◆ Task statement
The answer must be the complete listing, reproduced exactly.

◆ Given information
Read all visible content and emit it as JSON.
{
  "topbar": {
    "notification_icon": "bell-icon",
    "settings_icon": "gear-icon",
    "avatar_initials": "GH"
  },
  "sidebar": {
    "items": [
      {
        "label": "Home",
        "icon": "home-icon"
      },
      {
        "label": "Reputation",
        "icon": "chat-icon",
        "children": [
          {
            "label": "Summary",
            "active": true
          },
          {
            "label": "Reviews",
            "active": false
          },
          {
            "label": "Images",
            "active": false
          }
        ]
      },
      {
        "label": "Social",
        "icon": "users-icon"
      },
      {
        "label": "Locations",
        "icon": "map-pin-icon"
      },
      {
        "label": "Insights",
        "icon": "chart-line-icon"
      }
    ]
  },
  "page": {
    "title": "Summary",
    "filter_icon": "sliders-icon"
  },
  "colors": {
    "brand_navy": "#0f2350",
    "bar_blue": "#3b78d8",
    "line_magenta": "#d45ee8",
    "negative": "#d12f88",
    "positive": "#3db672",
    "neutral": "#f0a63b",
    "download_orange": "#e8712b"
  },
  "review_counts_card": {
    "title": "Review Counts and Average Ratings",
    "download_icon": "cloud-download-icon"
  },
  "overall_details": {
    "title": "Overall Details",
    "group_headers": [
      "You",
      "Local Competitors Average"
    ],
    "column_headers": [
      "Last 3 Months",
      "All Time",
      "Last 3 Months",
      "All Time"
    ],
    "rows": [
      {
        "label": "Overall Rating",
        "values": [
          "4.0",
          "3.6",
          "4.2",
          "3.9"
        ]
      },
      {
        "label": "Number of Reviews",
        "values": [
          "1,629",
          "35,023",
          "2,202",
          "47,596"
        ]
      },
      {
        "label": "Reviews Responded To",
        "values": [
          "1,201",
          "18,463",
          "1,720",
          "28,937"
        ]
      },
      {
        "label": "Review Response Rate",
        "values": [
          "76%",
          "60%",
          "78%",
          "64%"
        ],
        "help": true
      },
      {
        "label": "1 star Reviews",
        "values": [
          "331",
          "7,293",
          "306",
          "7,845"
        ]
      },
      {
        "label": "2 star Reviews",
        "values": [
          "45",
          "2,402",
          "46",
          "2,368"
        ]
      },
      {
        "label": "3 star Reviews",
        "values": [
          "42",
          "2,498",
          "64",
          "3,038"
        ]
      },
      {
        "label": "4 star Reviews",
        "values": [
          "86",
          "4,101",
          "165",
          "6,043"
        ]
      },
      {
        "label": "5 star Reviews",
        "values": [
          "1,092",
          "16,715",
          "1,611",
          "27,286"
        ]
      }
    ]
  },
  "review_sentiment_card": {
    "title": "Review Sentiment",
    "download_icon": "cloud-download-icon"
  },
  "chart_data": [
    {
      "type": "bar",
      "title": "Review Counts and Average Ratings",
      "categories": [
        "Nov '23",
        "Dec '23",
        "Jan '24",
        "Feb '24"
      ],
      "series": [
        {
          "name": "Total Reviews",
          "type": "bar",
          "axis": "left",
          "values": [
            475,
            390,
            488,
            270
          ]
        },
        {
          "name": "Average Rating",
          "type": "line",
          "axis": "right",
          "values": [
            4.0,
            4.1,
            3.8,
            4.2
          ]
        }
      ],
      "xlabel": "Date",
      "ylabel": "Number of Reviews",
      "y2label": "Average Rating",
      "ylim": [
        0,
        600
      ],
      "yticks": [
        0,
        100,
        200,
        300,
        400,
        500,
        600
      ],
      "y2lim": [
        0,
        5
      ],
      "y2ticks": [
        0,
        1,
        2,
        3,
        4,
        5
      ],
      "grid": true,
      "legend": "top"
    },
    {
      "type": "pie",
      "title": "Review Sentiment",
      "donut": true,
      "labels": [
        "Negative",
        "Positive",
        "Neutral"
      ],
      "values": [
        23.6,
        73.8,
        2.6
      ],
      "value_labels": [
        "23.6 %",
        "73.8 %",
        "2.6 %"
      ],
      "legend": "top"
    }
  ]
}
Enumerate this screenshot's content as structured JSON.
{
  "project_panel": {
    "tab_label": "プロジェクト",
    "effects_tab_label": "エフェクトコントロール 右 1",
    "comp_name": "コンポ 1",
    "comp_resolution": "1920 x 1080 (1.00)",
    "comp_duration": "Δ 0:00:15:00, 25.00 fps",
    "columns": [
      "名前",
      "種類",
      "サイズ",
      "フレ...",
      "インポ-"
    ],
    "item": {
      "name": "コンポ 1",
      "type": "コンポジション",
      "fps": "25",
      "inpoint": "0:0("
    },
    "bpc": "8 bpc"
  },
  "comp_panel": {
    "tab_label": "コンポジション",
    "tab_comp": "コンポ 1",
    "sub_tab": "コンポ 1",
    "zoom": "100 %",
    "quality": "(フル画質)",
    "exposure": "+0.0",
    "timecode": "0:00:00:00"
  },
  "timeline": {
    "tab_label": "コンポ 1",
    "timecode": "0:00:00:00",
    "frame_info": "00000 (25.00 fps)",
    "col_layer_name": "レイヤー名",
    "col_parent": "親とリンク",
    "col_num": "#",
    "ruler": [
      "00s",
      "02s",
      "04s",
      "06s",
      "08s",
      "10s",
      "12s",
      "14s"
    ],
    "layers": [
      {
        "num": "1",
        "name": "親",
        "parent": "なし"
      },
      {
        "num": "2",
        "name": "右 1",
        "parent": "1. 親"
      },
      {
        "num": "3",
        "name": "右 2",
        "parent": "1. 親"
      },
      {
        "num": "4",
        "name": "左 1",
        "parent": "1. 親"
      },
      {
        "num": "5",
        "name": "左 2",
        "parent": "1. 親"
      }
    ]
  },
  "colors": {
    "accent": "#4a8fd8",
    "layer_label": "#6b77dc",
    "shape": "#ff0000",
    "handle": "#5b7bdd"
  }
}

◆ Solution for this exercise
Read all visible content and emit it as JSON.
{
  "topbar": {
    "notification_icon": "bell-icon",
    "settings_icon": "gear-icon",
    "avatar_initials": "GH"
  },
  "sidebar": {
    "items": [
      {
        "label": "Home",
        "icon": "home-icon"
      },
      {
        "label": "Reputation",
        "icon": "chat-icon",
        "children": [
          {
            "label": "Summary",
            "active": true
          },
          {
            "label": "Reviews",
            "active": false
          },
          {
            "label": "Images",
            "active": false
          }
        ]
      },
      {
        "label": "Social",
        "icon": "users-icon"
      },
      {
        "label": "Locations",
        "icon": "map-pin-icon"
      },
      {
        "label": "Insights",
        "icon": "chart-line-icon"
      }
    ]
  },
  "page": {
    "title": "Summary",
    "filter_icon": "sliders-icon"
  },
  "colors": {
    "brand_navy": "#0f2350",
    "bar_blue": "#3b78d8",
    "line_magenta": "#d45ee8",
    "negative": "#d12f88",
    "positive": "#3db672",
    "neutral": "#f0a63b",
    "download_orange": "#e8712b"
  },
  "review_counts_card": {
    "title": "Review Counts and Average Ratings",
    "download_icon": "cloud-download-icon"
  },
  "overall_details": {
    "title": "Overall Details",
    "group_headers": [
      "You",
      "Local Competitors Average"
    ],
    "column_headers": [
      "Last 3 Months",
      "All Time",
      "Last 3 Months",
      "All Time"
    ],
    "rows": [
      {
        "label": "Overall Rating",
        "values": [
          "4.0",
          "3.6",
          "4.2",
          "3.9"
        ]
      },
      {
        "label": "Number of Reviews",
        "values": [
          "1,629",
          "35,023",
          "2,202",
          "47,596"
        ]
      },
      {
        "label": "Reviews Responded To",
        "values": [
          "1,201",
          "18,463",
          "1,720",
          "28,937"
        ]
      },
      {
        "label": "Review Response Rate",
        "values": [
          "76%",
          "60%",
          "78%",
          "64%"
        ],
        "help": true
      },
      {
        "label": "1 star Reviews",
        "values": [
          "331",
          "7,293",
          "306",
          "7,845"
        ]
      },
      {
        "label": "2 star Reviews",
        "values": [
          "45",
          "2,402",
          "46",
          "2,368"
        ]
      },
      {
        "label": "3 star Reviews",
        "values": [
          "42",
          "2,498",
          "64",
          "3,038"
        ]
      },
      {
        "label": "4 star Reviews",
        "values": [
          "86",
          "4,101",
          "165",
          "6,043"
        ]
      },
      {
        "label": "5 star Reviews",
        "values": [
          "1,092",
          "16,715",
          "1,611",
          "27,286"
        ]
      }
    ]
  },
  "review_sentiment_card": {
    "title": "Review Sentiment",
    "download_icon": "cloud-download-icon"
  },
  "chart_data": [
    {
      "type": "bar",
      "title": "Review Counts and Average Ratings",
      "categories": [
        "Nov '23",
        "Dec '23",
        "Jan '24",
        "Feb '24"
      ],
      "series": [
        {
          "name": "Total Reviews",
          "type": "bar",
          "axis": "left",
          "values": [
            475,
            390,
            488,
            270
          ]
        },
        {
          "name": "Average Rating",
          "type": "line",
          "axis": "right",
          "values": [
            4.0,
            4.1,
            3.8,
            4.2
          ]
        }
      ],
      "xlabel": "Date",
      "ylabel": "Number of Reviews",
      "y2label": "Average Rating",
      "ylim": [
        0,
        600
      ],
      "yticks": [
        0,
        100,
        200,
        300,
        400,
        500,
        600
      ],
      "y2lim": [
        0,
        5
      ],
      "y2ticks": [
        0,
        1,
        2,
        3,
        4,
        5
      ],
      "grid": true,
      "legend": "top"
    },
    {
      "type": "pie",
      "title": "Review Sentiment",
      "donut": true,
      "labels": [
        "Negative",
        "Positive",
        "Neutral"
      ],
      "values": [
        23.6,
        73.8,
        2.6
      ],
      "value_labels": [
        "23.6 %",
        "73.8 %",
        "2.6 %"
      ],
      "legend": "top"
    }
  ]
}
Enumerate this screenshot's content as structured JSON.
{
  "project_panel": {
    "tab_label": "プロジェクト",
    "effects_tab_label": "エフェクトコントロール 右 1",
    "comp_name": "コンポ 1",
    "comp_resolution": "1920 x 1080 (1.00)",
    "comp_duration": "Δ 0:00:15:00, 25.00 fps",
    "columns": [
      "名前",
      "種類",
      "サイズ",
      "フレ...",
      "インポ-"
    ],
    "item": {
      "name": "コンポ 1",
      "type": "コンポジション",
      "fps": "25",
      "inpoint": "0:0("
    },
    "bpc": "8 bpc"
  },
  "comp_panel": {
    "tab_label": "コンポジション",
    "tab_comp": "コンポ 1",
    "sub_tab": "コンポ 1",
    "zoom": "100 %",
    "quality": "(フル画質)",
    "exposure": "+0.0",
    "timecode": "0:00:00:00"
  },
  "timeline": {
    "tab_label": "コンポ 1",
    "timecode": "0:00:00:00",
    "frame_info": "00000 (25.00 fps)",
    "col_layer_name": "レイヤー名",
    "col_parent": "親とリンク",
    "col_num": "#",
    "ruler": [
      "00s",
      "02s",
      "04s",
      "06s",
      "08s",
      "10s",
      "12s",
      "14s"
    ],
    "layers": [
      {
        "num": "1",
        "name": "親",
        "parent": "なし"
      },
      {
        "num": "2",
        "name": "右 1",
        "parent": "1. 親"
      },
      {
        "num": "3",
        "name": "右 2",
        "parent": "1. 親"
      },
      {
        "num": "4",
        "name": "左 1",
        "parent": "1. 親"
      },
      {
        "num": "5",
        "name": "左 2",
        "parent": "1. 親"
      }
    ]
  },
  "colors": {
    "accent": "#4a8fd8",
    "layer_label": "#6b77dc",
    "shape": "#ff0000",
    "handle": "#5b7bdd"
  }
}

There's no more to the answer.